The above is necessary to keep the investors abreast with progress and in the process, getting them to possibly increase funding. Growing interest and addition of more funds creates demand for the coin/ token which, in turn, drives up the price and market capitalization.
Voila! you would then be in business!
Here are some of the most successful ICOs of all time
Known as “China’s Ethereum”, and backed by Microsoft, Alibaba and the Chinese government, NEO uses smart contract applications. It does so, however, with the addition of decentralized commerce, digitized assets and identification.
It enjoyed a considerable hike in token value from $0.03 to $88.20, NEO has big things coming with a 294,000% ROI.
Unlike Bitcoin, the second-most valuable cryptocurrency in the world has more functionality than just being a coin. Its ledger technology is used to build and deploy decentralized applications a.k.a. “smart contract” technology.
Ethereum’s ROI has been nothing short of jaw-dropping at 230,000%. Having sold its tokens at $0.31, an Ether token now sits at a whopping $713, second in value only to Bitcoin.
The “premier privacy-focused cryptocurrency” enables users to send and receive currency worldwide with total anonymity. It is currencies like SpectreCoin that have most government tax offices quaking in their boots.
If you had repurchased a token in November 2016, that puny $0.001 would be worth $0.64 today, or an ROI of 64,000%.
The prospect can be daunting for a cryptocurrency investor looking to make money off new investment opportunities, while remaining cushioned from fraudulent ICOs and dodgy coins and tokens.
As there is no guarantee that any cryptocurrency or blockchain-related start-up will be genuine or successful. One simply needs to be vigilant and take steps such as getting to know the core team, poring over the whitepaper with a big magnifying glass.
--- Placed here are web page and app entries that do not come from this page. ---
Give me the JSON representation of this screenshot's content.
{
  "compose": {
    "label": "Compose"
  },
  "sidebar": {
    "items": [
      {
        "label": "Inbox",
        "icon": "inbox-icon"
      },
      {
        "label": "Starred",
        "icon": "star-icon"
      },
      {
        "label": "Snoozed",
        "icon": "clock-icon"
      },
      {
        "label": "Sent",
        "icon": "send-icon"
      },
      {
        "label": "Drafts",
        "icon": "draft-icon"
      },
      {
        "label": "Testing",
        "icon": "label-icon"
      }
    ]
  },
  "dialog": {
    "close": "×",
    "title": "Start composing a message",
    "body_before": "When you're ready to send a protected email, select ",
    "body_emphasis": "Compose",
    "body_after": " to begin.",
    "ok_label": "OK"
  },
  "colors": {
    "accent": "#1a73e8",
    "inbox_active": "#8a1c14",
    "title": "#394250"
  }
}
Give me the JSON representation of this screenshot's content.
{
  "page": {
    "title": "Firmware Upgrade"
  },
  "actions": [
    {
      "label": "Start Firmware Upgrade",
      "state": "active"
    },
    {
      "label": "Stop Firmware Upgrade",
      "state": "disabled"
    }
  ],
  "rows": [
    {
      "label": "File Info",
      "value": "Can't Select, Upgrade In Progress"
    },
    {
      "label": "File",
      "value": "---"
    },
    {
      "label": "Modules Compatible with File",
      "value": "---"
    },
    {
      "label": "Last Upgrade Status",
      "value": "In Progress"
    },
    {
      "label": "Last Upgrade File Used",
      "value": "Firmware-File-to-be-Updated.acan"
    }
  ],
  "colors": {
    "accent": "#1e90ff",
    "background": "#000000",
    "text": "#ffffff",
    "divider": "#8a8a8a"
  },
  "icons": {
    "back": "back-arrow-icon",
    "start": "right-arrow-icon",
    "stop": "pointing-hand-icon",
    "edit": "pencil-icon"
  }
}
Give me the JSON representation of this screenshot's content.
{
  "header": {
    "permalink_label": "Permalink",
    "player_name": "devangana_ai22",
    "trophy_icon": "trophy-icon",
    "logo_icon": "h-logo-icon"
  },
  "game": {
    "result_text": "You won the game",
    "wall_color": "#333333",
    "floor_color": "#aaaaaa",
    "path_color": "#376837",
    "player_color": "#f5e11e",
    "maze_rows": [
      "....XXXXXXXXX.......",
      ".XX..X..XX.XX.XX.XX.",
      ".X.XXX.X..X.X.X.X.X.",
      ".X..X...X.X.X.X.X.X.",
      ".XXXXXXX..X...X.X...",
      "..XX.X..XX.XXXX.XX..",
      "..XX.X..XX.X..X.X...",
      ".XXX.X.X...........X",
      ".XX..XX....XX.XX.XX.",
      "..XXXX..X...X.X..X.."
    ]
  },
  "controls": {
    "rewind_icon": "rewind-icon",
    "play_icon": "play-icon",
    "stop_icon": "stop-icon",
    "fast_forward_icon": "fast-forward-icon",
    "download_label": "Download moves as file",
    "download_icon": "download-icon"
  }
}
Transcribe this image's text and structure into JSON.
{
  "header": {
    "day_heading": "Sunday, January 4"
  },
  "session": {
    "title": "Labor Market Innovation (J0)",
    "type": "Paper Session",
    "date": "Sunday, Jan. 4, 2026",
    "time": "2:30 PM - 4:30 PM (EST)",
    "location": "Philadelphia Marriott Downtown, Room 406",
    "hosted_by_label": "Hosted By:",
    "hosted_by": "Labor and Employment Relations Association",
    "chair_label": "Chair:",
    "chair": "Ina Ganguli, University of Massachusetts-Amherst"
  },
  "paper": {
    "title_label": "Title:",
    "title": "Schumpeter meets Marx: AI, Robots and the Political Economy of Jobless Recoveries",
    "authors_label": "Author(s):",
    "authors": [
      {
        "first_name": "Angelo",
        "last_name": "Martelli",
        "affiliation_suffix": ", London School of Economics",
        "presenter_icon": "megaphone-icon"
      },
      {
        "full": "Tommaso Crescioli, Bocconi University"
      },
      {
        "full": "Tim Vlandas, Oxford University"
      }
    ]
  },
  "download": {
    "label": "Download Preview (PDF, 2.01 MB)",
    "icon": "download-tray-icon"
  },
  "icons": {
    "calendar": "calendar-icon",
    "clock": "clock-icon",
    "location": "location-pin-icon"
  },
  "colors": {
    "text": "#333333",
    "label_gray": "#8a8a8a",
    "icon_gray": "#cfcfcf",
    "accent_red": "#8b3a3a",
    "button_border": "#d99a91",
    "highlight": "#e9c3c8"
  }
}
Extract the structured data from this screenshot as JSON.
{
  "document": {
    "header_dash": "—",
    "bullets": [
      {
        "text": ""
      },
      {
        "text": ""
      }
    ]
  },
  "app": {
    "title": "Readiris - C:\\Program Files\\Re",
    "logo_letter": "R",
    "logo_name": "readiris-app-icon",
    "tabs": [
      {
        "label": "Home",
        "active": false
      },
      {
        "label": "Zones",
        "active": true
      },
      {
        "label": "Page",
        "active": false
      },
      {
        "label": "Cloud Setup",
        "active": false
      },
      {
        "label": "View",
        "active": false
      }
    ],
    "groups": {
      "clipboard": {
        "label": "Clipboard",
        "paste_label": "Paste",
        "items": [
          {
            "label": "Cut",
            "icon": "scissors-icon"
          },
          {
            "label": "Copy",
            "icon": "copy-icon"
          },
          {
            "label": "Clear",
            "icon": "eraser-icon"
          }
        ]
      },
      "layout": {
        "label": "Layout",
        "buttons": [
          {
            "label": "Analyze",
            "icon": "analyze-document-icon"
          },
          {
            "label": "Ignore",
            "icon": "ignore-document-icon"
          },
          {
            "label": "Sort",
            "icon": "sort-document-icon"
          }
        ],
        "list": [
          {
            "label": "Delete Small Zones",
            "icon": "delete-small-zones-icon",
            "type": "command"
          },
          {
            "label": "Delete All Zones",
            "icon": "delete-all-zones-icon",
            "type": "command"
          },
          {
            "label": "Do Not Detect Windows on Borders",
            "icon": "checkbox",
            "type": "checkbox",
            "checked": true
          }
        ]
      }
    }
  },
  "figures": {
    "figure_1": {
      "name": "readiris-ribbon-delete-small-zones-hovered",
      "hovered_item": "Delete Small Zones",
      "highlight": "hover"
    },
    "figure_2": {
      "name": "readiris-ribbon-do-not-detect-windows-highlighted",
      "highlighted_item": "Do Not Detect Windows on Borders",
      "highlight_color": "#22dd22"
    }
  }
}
Naturally you should be monitoring progress of the token sales.
Most importantly, one must just using common sense to gauge just how feasible the project is to ensure that you’re not falling for a scam.
Remember, if it’s too good to be true, then it isn’t true!
Bitcoin (Crypto in general) is here to stay and every day, financial institutions, celebrities, and artists are endorsing it. It also has intrinsic value otherwise companies (incl. Microsoft) accepting it as payment for goods and services are either ballsy or just plain stupid!